DATA SECTION:
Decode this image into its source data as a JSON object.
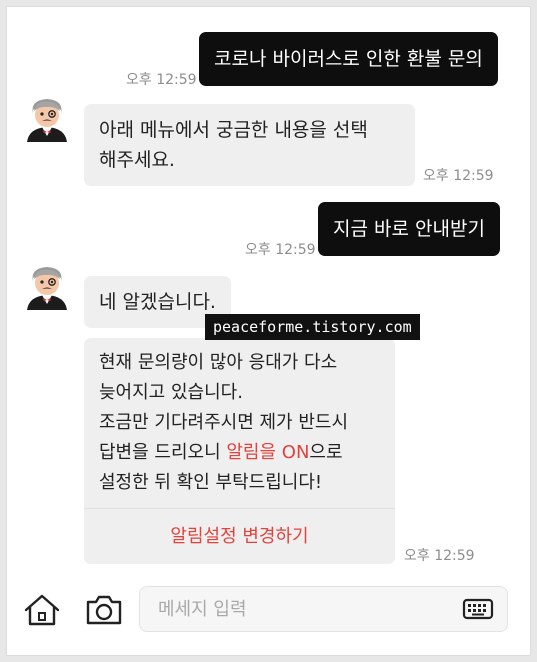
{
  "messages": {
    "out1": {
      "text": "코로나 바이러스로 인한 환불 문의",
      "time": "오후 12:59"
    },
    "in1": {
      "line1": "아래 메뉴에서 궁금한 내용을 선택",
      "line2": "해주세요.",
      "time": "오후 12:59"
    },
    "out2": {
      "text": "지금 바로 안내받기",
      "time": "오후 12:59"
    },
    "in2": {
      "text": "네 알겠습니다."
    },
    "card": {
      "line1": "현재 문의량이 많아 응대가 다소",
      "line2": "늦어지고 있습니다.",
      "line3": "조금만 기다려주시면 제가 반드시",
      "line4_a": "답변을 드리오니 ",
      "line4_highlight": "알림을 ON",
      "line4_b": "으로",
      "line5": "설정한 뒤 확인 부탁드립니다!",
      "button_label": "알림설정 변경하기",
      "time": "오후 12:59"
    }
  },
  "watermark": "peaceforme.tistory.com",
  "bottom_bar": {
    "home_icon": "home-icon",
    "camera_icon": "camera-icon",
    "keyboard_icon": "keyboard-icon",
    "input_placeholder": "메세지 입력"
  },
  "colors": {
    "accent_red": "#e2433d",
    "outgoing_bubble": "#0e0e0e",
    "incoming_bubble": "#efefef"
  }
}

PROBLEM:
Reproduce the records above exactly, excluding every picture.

RESULT:
Decode this image into its source data as a JSON object.
{
  "messages": {
    "out1": {
      "text": "코로나 바이러스로 인한 환불 문의",
      "time": "오후 12:59"
    },
    "in1": {
      "line1": "아래 메뉴에서 궁금한 내용을 선택",
      "line2": "해주세요.",
      "time": "오후 12:59"
    },
    "out2": {
      "text": "지금 바로 안내받기",
      "time": "오후 12:59"
    },
    "in2": {
      "text": "네 알겠습니다."
    },
    "card": {
      "line1": "현재 문의량이 많아 응대가 다소",
      "line2": "늦어지고 있습니다.",
      "line3": "조금만 기다려주시면 제가 반드시",
      "line4_a": "답변을 드리오니 ",
      "line4_highlight": "알림을 ON",
      "line4_b": "으로",
      "line5": "설정한 뒤 확인 부탁드립니다!",
      "button_label": "알림설정 변경하기",
      "time": "오후 12:59"
    }
  },
  "watermark": "peaceforme.tistory.com",
  "bottom_bar": {
    "home_icon": "home-icon",
    "camera_icon": "camera-icon",
    "keyboard_icon": "keyboard-icon",
    "input_placeholder": "메세지 입력"
  },
  "colors": {
    "accent_red": "#e2433d",
    "outgoing_bubble": "#0e0e0e",
    "incoming_bubble": "#efefef"
  }
}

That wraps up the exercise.